* Work instruction
Locate each line of the material that contains "navigation", then return it.
= Beginning of Section =
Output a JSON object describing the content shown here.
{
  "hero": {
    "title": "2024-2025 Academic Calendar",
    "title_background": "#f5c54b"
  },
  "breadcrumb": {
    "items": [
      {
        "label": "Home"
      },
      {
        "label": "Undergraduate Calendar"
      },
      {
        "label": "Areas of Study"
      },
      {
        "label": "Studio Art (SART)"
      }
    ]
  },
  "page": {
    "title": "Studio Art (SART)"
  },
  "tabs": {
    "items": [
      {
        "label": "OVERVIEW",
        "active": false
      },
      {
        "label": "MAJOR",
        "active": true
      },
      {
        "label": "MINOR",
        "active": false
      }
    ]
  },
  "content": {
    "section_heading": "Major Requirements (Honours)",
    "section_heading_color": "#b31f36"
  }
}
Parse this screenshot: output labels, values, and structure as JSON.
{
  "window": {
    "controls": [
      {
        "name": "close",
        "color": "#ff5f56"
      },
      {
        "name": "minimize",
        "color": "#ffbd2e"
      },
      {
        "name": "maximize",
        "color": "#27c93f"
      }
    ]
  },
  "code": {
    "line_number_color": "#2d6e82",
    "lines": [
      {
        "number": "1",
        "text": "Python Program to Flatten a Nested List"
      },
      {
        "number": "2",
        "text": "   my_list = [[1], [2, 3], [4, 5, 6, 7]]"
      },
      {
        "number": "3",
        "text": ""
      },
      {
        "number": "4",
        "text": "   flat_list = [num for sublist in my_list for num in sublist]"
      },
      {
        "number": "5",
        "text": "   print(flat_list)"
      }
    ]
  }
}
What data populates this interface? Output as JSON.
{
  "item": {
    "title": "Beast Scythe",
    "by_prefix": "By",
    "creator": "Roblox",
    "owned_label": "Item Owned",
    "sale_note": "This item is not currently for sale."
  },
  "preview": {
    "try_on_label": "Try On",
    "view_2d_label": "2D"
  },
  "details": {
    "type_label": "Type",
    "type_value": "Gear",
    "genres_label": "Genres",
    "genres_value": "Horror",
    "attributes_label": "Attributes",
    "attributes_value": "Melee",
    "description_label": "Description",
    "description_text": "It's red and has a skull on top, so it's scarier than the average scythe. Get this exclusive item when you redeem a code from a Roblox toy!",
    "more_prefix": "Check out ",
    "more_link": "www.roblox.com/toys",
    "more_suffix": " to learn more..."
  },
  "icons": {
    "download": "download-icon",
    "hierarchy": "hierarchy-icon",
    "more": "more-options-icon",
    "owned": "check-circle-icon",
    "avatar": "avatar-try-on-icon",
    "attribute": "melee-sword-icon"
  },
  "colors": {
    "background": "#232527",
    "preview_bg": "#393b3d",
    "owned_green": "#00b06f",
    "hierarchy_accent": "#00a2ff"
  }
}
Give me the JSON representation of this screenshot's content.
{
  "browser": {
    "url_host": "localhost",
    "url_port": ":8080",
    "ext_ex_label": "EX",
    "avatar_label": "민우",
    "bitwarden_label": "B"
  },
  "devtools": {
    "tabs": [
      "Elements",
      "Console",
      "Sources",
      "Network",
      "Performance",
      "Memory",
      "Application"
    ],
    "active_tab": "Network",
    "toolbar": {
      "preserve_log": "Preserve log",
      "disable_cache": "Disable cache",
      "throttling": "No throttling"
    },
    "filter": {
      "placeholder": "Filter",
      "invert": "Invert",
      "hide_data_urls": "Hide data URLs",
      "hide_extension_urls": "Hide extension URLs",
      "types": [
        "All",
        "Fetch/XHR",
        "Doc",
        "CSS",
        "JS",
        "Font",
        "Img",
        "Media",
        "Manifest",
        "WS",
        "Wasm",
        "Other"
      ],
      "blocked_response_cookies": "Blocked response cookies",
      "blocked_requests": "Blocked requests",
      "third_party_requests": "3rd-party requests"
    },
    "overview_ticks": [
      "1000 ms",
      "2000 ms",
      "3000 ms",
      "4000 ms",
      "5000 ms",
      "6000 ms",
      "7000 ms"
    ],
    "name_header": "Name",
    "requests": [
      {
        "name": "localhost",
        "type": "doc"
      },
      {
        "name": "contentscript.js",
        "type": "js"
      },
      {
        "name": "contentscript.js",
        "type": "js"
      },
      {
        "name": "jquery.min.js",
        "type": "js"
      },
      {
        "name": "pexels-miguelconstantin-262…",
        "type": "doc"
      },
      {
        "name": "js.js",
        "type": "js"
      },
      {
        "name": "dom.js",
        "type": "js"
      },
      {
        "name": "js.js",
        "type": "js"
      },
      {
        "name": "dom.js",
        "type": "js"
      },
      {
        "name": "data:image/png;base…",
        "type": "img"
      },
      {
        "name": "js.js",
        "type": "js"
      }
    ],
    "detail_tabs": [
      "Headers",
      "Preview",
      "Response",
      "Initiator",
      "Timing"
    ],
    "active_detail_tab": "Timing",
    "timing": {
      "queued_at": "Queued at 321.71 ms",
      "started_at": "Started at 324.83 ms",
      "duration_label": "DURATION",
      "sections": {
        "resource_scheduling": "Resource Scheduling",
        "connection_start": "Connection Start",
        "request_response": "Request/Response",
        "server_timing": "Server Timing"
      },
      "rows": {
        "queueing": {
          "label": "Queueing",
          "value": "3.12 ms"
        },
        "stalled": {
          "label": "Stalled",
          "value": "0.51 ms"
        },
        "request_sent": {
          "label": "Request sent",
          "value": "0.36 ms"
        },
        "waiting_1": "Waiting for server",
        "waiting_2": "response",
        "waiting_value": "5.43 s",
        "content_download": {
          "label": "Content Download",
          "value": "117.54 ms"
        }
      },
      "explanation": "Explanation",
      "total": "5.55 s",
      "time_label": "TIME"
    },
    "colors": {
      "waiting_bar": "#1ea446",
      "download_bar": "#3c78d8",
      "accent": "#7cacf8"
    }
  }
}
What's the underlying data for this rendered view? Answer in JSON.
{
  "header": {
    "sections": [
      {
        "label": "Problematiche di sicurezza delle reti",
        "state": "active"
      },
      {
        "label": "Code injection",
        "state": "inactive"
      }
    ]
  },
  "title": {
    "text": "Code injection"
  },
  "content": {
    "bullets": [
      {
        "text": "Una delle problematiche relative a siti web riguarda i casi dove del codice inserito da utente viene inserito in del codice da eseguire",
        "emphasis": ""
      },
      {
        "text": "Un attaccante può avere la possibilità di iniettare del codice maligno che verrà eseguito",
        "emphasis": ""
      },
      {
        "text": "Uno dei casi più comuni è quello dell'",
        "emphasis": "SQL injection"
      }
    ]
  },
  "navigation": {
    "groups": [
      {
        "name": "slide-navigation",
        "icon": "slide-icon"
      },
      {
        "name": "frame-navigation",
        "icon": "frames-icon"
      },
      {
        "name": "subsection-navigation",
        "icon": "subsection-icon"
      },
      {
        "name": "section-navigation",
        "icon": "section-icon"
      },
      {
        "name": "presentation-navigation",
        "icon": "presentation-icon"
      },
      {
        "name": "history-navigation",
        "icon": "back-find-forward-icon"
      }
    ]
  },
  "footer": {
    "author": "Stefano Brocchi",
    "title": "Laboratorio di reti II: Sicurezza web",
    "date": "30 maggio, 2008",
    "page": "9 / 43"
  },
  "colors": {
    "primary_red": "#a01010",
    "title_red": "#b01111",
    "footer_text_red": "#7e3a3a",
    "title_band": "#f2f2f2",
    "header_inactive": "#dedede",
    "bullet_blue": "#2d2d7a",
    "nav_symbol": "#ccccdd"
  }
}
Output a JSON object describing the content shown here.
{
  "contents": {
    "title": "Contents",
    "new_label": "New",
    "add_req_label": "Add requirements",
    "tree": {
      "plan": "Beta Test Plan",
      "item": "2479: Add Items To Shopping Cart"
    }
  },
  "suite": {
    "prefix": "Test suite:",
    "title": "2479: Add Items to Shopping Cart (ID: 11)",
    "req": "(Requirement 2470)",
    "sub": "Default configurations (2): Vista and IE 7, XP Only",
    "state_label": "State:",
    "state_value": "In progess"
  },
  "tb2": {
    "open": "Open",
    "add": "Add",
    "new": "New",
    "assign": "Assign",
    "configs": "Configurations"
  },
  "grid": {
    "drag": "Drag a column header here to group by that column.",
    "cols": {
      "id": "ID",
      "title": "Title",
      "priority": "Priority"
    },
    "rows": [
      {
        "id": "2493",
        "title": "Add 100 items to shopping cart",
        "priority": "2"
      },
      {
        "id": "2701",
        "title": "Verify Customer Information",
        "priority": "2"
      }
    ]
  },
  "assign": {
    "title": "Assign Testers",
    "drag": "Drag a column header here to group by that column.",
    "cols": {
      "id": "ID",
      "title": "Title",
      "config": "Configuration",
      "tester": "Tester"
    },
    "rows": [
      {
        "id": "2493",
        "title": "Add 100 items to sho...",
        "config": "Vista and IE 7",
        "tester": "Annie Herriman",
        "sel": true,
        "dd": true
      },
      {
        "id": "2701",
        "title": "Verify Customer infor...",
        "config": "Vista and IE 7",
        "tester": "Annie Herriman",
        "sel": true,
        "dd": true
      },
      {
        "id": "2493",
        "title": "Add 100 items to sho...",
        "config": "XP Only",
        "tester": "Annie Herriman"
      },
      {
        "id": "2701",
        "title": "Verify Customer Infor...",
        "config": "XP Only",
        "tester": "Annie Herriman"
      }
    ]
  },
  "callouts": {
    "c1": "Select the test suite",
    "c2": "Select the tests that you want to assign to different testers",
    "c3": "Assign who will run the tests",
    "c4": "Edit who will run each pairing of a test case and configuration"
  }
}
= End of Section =
* Solution for this exercise
  "navigation": {
        "name": "slide-navigation",
        "name": "frame-navigation",
        "name": "subsection-navigation",
        "name": "section-navigation",
        "name": "presentation-navigation",
        "name": "history-navigation",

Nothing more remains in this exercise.